Magnus Cort is one of cycling’s most respected professionals—a ruthless finisher who can climb and time trial. His rivals know he can win on almost any terrain and will push himself to great lengths when he sees an uncrossed finish line. At the end of a long, hard race, no one in the peloton wants to sprint against Magnus.
Magnus’s competitive spirit thrust him away from home when he was only 16. He had only been racing for a few years, when he moved from Bornholm, the windswept Danish island in the Baltic Sea where he was born and raised, to the Danish mainland to try to turn pro. Now in his ninth World Tour season, Magnus’ will to win is as strong as ever. In 2022, he won a stage of the Tour de France and led the King of the Mountains competition for seven stages. He started 2023 right where he left off. First he won two stages and the points competition at the Volta ao Algarve. Then, he won a stage at the Giro and completed his trifecta, with stage wins in all three grand tours. In all, Magnus has 26 victories to his name, including six stages of the Vuelta, two from the Tour de France, and now one from the Giro.
But cycling has always been about more than winning to Magnus. Ever since he was a kid, he has used his bike to explore. On Bornholm, Magnus would roam the dunes and rocky cliffs by the coast and explore the woods inland. His favourite rides are still long spins through the forest.
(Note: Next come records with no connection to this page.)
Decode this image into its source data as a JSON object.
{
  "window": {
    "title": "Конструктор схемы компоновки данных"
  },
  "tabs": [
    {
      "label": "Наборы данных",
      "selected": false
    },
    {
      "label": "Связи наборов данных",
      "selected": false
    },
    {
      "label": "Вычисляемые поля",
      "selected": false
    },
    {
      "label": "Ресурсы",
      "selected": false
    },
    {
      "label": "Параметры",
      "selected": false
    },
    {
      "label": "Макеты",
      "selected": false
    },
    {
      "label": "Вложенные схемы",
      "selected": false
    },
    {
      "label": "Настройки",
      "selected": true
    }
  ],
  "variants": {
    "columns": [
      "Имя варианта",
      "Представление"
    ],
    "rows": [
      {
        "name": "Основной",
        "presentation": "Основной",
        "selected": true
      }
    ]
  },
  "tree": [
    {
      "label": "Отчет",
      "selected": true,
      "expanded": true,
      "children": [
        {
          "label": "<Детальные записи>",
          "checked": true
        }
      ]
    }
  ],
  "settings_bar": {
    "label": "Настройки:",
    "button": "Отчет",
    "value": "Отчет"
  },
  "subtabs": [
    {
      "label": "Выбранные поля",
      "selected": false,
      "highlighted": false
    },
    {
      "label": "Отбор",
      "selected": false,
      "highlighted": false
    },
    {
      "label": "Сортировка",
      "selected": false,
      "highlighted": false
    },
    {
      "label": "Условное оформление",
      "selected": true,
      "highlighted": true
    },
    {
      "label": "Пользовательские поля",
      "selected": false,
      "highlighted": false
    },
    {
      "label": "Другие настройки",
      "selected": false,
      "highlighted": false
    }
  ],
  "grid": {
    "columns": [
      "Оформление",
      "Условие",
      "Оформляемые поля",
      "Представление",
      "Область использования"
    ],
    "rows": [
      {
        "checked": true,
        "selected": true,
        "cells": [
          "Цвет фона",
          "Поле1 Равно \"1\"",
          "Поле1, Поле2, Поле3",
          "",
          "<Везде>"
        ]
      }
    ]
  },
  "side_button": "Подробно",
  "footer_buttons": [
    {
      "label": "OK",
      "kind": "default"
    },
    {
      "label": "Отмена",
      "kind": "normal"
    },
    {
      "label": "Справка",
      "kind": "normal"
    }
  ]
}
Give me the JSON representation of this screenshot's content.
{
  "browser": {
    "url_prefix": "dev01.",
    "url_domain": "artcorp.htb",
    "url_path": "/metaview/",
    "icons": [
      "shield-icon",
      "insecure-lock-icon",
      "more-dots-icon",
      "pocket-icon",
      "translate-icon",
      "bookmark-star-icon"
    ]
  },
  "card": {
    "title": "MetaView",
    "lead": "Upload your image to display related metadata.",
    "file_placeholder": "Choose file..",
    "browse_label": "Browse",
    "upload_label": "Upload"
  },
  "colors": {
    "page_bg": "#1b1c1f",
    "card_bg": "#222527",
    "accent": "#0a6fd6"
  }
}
When he has time off, Magnus will go hiking or ski touring in the mountains near his home in Andorra. Magnus has climbed Kilimanjaro with his mom and dad and his brother and sister. He goes back to Bornholm whenever he can and enjoys trekking across the island. Before long, he yearns to go racing again though.
To Magnus, nothing compares to sprinting across a finish line and throwing up his arms.